Material provided below:
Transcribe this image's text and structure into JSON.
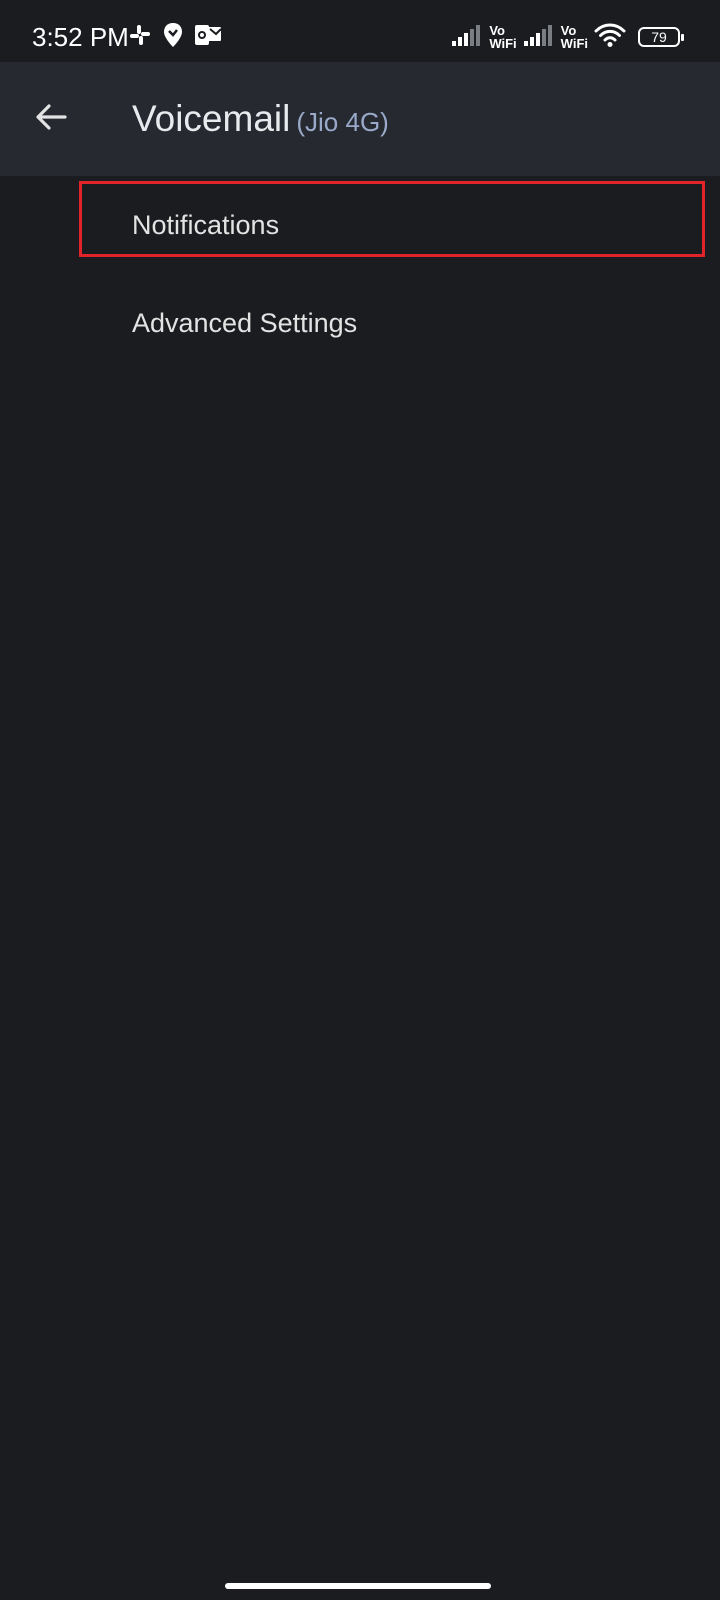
{
  "status_bar": {
    "time": "3:52 PM",
    "left_icons": [
      "slack-icon",
      "location-pin-icon",
      "outlook-mail-icon"
    ],
    "right_icons": [
      "signal-icon",
      "vowifi-icon",
      "signal-icon",
      "vowifi-icon",
      "wifi-icon",
      "battery-icon"
    ],
    "vo_label_1": "Vo",
    "wifi_label_1": "WiFi",
    "vo_label_2": "Vo",
    "wifi_label_2": "WiFi",
    "battery_level": "79"
  },
  "app_bar": {
    "title": "Voicemail",
    "subtitle": "(Jio 4G)",
    "back_icon": "back-arrow-icon"
  },
  "list": {
    "items": [
      {
        "label": "Notifications",
        "highlighted": true
      },
      {
        "label": "Advanced Settings",
        "highlighted": false
      }
    ]
  },
  "colors": {
    "background": "#1a1c1f",
    "app_bar": "#262a30",
    "highlight": "#e3232a",
    "text": "#e3e3e3"
  }
}
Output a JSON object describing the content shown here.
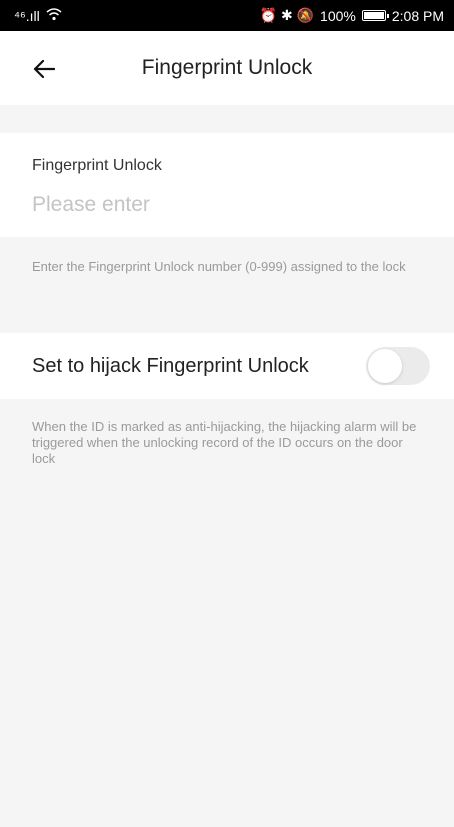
{
  "status_bar": {
    "network": "⁴⁶.ıll",
    "wifi": "wifi-icon",
    "indicators": "⏰ ✱ 🔕",
    "battery_percent": "100%",
    "battery_level": 1.0,
    "time": "2:08 PM"
  },
  "header": {
    "title": "Fingerprint Unlock"
  },
  "form": {
    "label": "Fingerprint Unlock",
    "placeholder": "Please enter",
    "value": ""
  },
  "hints": {
    "number_hint": "Enter the Fingerprint Unlock number (0-999) assigned to the lock",
    "hijack_hint": "When the ID is marked as anti-hijacking, the hijacking alarm will be triggered when the unlocking record of the ID occurs on the door lock"
  },
  "hijack": {
    "label": "Set to hijack Fingerprint Unlock",
    "enabled": false
  },
  "colors": {
    "accent_text": "#222222",
    "hint": "#9a9a9a",
    "toggle_off": "#ebebeb"
  }
}
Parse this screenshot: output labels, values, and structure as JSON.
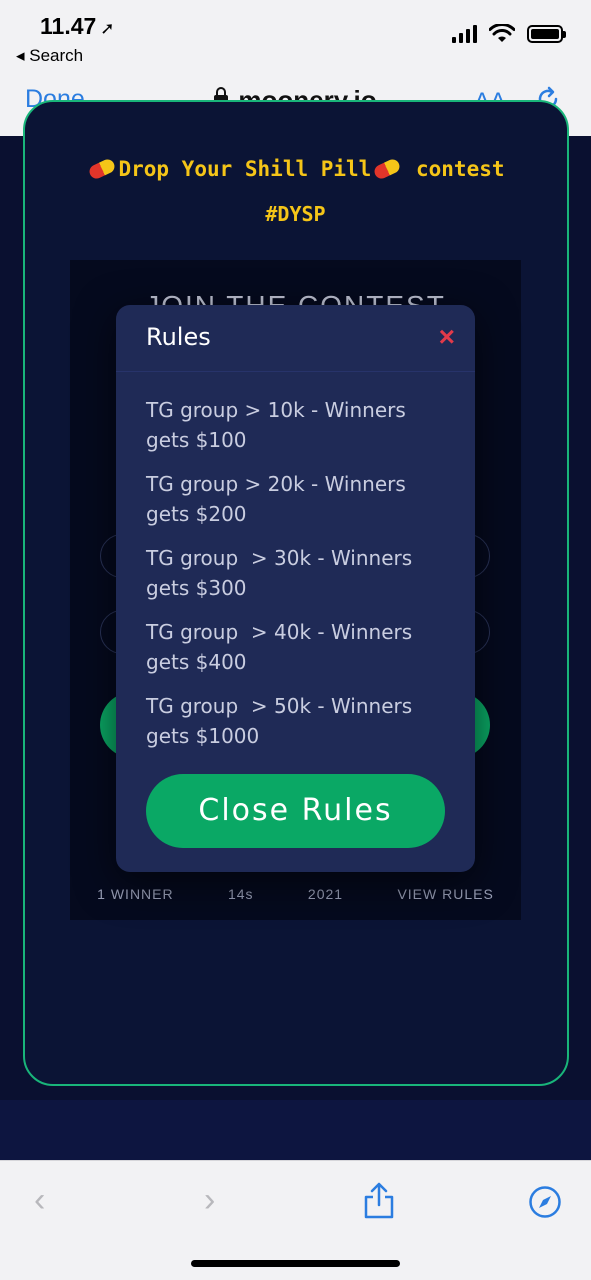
{
  "status_bar": {
    "time": "11.47",
    "back_label": "◂ Search"
  },
  "browser": {
    "done_label": "Done",
    "url": "moonery.io",
    "aa_label": "AA"
  },
  "page": {
    "promo_text": "Drop Your Shill Pill",
    "promo_suffix": "contest",
    "hashtag": "#DYSP",
    "contest_heading": "JOIN THE CONTEST",
    "stats": [
      {
        "label": "1 WINNER"
      },
      {
        "label": "14s"
      },
      {
        "label": "2021"
      },
      {
        "label": "VIEW RULES"
      }
    ]
  },
  "modal": {
    "title": "Rules",
    "close_icon": "×",
    "rules": [
      "TG group > 10k - Winners gets $100",
      "TG group > 20k - Winners gets $200",
      "TG group  > 30k - Winners gets $300",
      "TG group  > 40k - Winners gets $400",
      "TG group  > 50k - Winners gets $1000"
    ],
    "close_button_label": "Close Rules"
  },
  "colors": {
    "accent_green": "#0aa865",
    "promo_yellow": "#f5c518",
    "close_red": "#e23a4a",
    "modal_bg": "#1f2a56",
    "link_blue": "#2b7de0"
  }
}
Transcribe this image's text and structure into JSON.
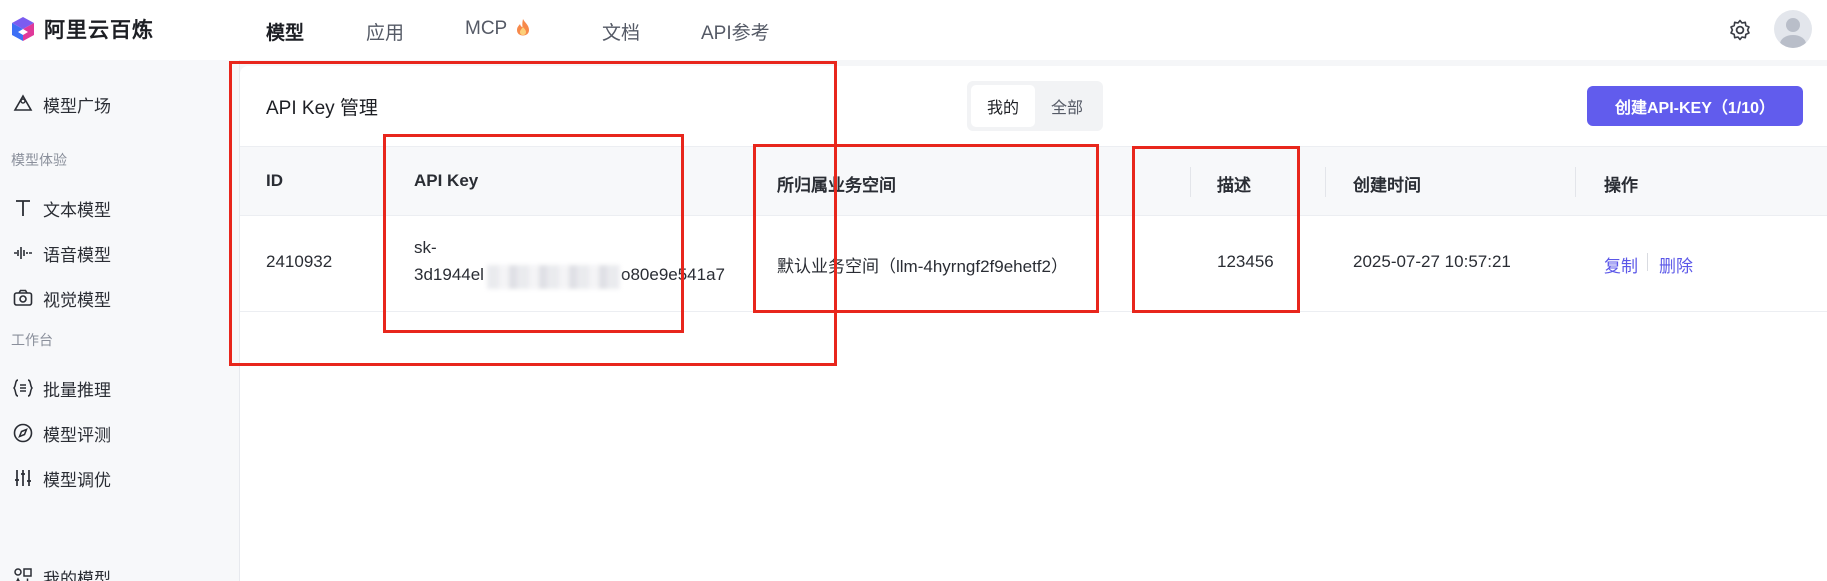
{
  "app": {
    "brand": "阿里云百炼"
  },
  "nav": {
    "items": [
      {
        "label": "模型",
        "active": true
      },
      {
        "label": "应用"
      },
      {
        "label": "MCP"
      },
      {
        "label": "文档"
      },
      {
        "label": "API参考"
      }
    ]
  },
  "sidebar": {
    "top_item": "模型广场",
    "group1_title": "模型体验",
    "group1_items": [
      "文本模型",
      "语音模型",
      "视觉模型"
    ],
    "group2_title": "工作台",
    "group2_items": [
      "批量推理",
      "模型评测",
      "模型调优",
      "我的模型"
    ]
  },
  "card": {
    "title": "API Key 管理",
    "tabs": [
      "我的",
      "全部"
    ],
    "active_tab": "我的",
    "create_button": "创建API-KEY（1/10）"
  },
  "table": {
    "columns": [
      "ID",
      "API Key",
      "所归属业务空间",
      "描述",
      "创建时间",
      "操作"
    ],
    "rows": [
      {
        "id": "2410932",
        "api_key_line1": "sk-",
        "api_key_line2_start": "3d1944el",
        "api_key_line2_end": "o80e9e541a7",
        "workspace": "默认业务空间（llm-4hyrngf2f9ehetf2）",
        "description": "123456",
        "created": "2025-07-27 10:57:21",
        "action_copy": "复制",
        "action_delete": "删除"
      }
    ]
  },
  "colors": {
    "accent": "#615ced",
    "link": "#5b57e8",
    "annotation": "#e8261c"
  }
}
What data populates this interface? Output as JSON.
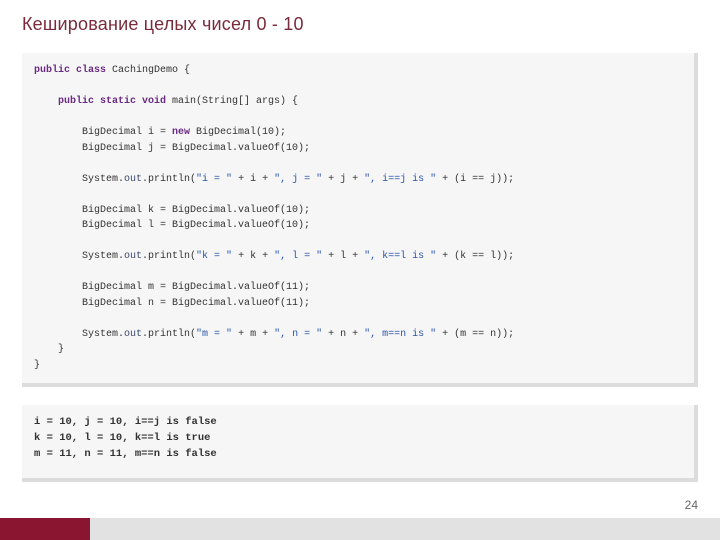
{
  "title": "Кеширование целых чисел 0 - 10",
  "pageNumber": "24",
  "code": {
    "l01a": "public class",
    "l01b": " CachingDemo {",
    "l02a": "    public static void",
    "l02b": " main(String[] args) {",
    "l03a": "        BigDecimal i = ",
    "l03b": "new",
    "l03c": " BigDecimal(10);",
    "l04": "        BigDecimal j = BigDecimal.valueOf(10);",
    "l05a": "        System.",
    "l05b": "out",
    "l05c": ".println(",
    "l05d": "\"i = \"",
    "l05e": " + i + ",
    "l05f": "\", j = \"",
    "l05g": " + j + ",
    "l05h": "\", i==j is \"",
    "l05i": " + (i == j));",
    "l06": "        BigDecimal k = BigDecimal.valueOf(10);",
    "l07": "        BigDecimal l = BigDecimal.valueOf(10);",
    "l08a": "        System.",
    "l08b": "out",
    "l08c": ".println(",
    "l08d": "\"k = \"",
    "l08e": " + k + ",
    "l08f": "\", l = \"",
    "l08g": " + l + ",
    "l08h": "\", k==l is \"",
    "l08i": " + (k == l));",
    "l09": "        BigDecimal m = BigDecimal.valueOf(11);",
    "l10": "        BigDecimal n = BigDecimal.valueOf(11);",
    "l11a": "        System.",
    "l11b": "out",
    "l11c": ".println(",
    "l11d": "\"m = \"",
    "l11e": " + m + ",
    "l11f": "\", n = \"",
    "l11g": " + n + ",
    "l11h": "\", m==n is \"",
    "l11i": " + (m == n));",
    "l12": "    }",
    "l13": "}"
  },
  "output": {
    "o1": "i = 10, j = 10, i==j is false",
    "o2": "k = 10, l = 10, k==l is true",
    "o3": "m = 11, n = 11, m==n is false"
  }
}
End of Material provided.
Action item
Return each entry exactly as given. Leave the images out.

Completed task
Transcribe this image's text and structure into JSON.
{
  "status_bar": {
    "time": "3:52 PM",
    "left_icons": [
      "slack-icon",
      "location-pin-icon",
      "outlook-mail-icon"
    ],
    "right_icons": [
      "signal-icon",
      "vowifi-icon",
      "signal-icon",
      "vowifi-icon",
      "wifi-icon",
      "battery-icon"
    ],
    "vo_label_1": "Vo",
    "wifi_label_1": "WiFi",
    "vo_label_2": "Vo",
    "wifi_label_2": "WiFi",
    "battery_level": "79"
  },
  "app_bar": {
    "title": "Voicemail",
    "subtitle": "(Jio 4G)",
    "back_icon": "back-arrow-icon"
  },
  "list": {
    "items": [
      {
        "label": "Notifications",
        "highlighted": true
      },
      {
        "label": "Advanced Settings",
        "highlighted": false
      }
    ]
  },
  "colors": {
    "background": "#1a1c1f",
    "app_bar": "#262a30",
    "highlight": "#e3232a",
    "text": "#e3e3e3"
  }
}
Output a JSON object describing the content shown here.
{
  "status_bar": {
    "network": "⁴⁶.ıll",
    "wifi": "wifi-icon",
    "indicators": "⏰ ✱ 🔕",
    "battery_percent": "100%",
    "battery_level": 1.0,
    "time": "2:08 PM"
  },
  "header": {
    "title": "Fingerprint Unlock"
  },
  "form": {
    "label": "Fingerprint Unlock",
    "placeholder": "Please enter",
    "value": ""
  },
  "hints": {
    "number_hint": "Enter the Fingerprint Unlock number (0-999) assigned to the lock",
    "hijack_hint": "When the ID is marked as anti-hijacking, the hijacking alarm will be triggered when the unlocking record of the ID occurs on the door lock"
  },
  "hijack": {
    "label": "Set to hijack Fingerprint Unlock",
    "enabled": false
  },
  "colors": {
    "accent_text": "#222222",
    "hint": "#9a9a9a",
    "toggle_off": "#ebebeb"
  }
}
Parse this screenshot: output labels, values, and structure as JSON.
{
  "status_bar": {
    "time": "11.47",
    "back_label": "◂ Search"
  },
  "browser": {
    "done_label": "Done",
    "url": "moonery.io",
    "aa_label": "AA"
  },
  "page": {
    "promo_text": "Drop Your Shill Pill",
    "promo_suffix": "contest",
    "hashtag": "#DYSP",
    "contest_heading": "JOIN THE CONTEST",
    "stats": [
      {
        "label": "1 WINNER"
      },
      {
        "label": "14s"
      },
      {
        "label": "2021"
      },
      {
        "label": "VIEW RULES"
      }
    ]
  },
  "modal": {
    "title": "Rules",
    "close_icon": "×",
    "rules": [
      "TG group > 10k - Winners gets $100",
      "TG group > 20k - Winners gets $200",
      "TG group  > 30k - Winners gets $300",
      "TG group  > 40k - Winners gets $400",
      "TG group  > 50k - Winners gets $1000"
    ],
    "close_button_label": "Close Rules"
  },
  "colors": {
    "accent_green": "#0aa865",
    "promo_yellow": "#f5c518",
    "close_red": "#e23a4a",
    "modal_bg": "#1f2a56",
    "link_blue": "#2b7de0"
  }
}
Transcribe this image's text and structure into JSON.
{
  "app": {
    "brand": "阿里云百炼"
  },
  "nav": {
    "items": [
      {
        "label": "模型",
        "active": true
      },
      {
        "label": "应用"
      },
      {
        "label": "MCP"
      },
      {
        "label": "文档"
      },
      {
        "label": "API参考"
      }
    ]
  },
  "sidebar": {
    "top_item": "模型广场",
    "group1_title": "模型体验",
    "group1_items": [
      "文本模型",
      "语音模型",
      "视觉模型"
    ],
    "group2_title": "工作台",
    "group2_items": [
      "批量推理",
      "模型评测",
      "模型调优",
      "我的模型"
    ]
  },
  "card": {
    "title": "API Key 管理",
    "tabs": [
      "我的",
      "全部"
    ],
    "active_tab": "我的",
    "create_button": "创建API-KEY（1/10）"
  },
  "table": {
    "columns": [
      "ID",
      "API Key",
      "所归属业务空间",
      "描述",
      "创建时间",
      "操作"
    ],
    "rows": [
      {
        "id": "2410932",
        "api_key_line1": "sk-",
        "api_key_line2_start": "3d1944el",
        "api_key_line2_end": "o80e9e541a7",
        "workspace": "默认业务空间（llm-4hyrngf2f9ehetf2）",
        "description": "123456",
        "created": "2025-07-27 10:57:21",
        "action_copy": "复制",
        "action_delete": "删除"
      }
    ]
  },
  "colors": {
    "accent": "#615ced",
    "link": "#5b57e8",
    "annotation": "#e8261c"
  }
}
What data populates this interface? Output as JSON.
{
  "title": "Кеширование целых чисел 0 - 10",
  "pageNumber": "24",
  "code": {
    "l01a": "public class",
    "l01b": " CachingDemo {",
    "l02a": "    public static void",
    "l02b": " main(String[] args) {",
    "l03a": "        BigDecimal i = ",
    "l03b": "new",
    "l03c": " BigDecimal(10);",
    "l04": "        BigDecimal j = BigDecimal.valueOf(10);",
    "l05a": "        System.",
    "l05b": "out",
    "l05c": ".println(",
    "l05d": "\"i = \"",
    "l05e": " + i + ",
    "l05f": "\", j = \"",
    "l05g": " + j + ",
    "l05h": "\", i==j is \"",
    "l05i": " + (i == j));",
    "l06": "        BigDecimal k = BigDecimal.valueOf(10);",
    "l07": "        BigDecimal l = BigDecimal.valueOf(10);",
    "l08a": "        System.",
    "l08b": "out",
    "l08c": ".println(",
    "l08d": "\"k = \"",
    "l08e": " + k + ",
    "l08f": "\", l = \"",
    "l08g": " + l + ",
    "l08h": "\", k==l is \"",
    "l08i": " + (k == l));",
    "l09": "        BigDecimal m = BigDecimal.valueOf(11);",
    "l10": "        BigDecimal n = BigDecimal.valueOf(11);",
    "l11a": "        System.",
    "l11b": "out",
    "l11c": ".println(",
    "l11d": "\"m = \"",
    "l11e": " + m + ",
    "l11f": "\", n = \"",
    "l11g": " + n + ",
    "l11h": "\", m==n is \"",
    "l11i": " + (m == n));",
    "l12": "    }",
    "l13": "}"
  },
  "output": {
    "o1": "i = 10, j = 10, i==j is false",
    "o2": "k = 10, l = 10, k==l is true",
    "o3": "m = 11, n = 11, m==n is false"
  }
}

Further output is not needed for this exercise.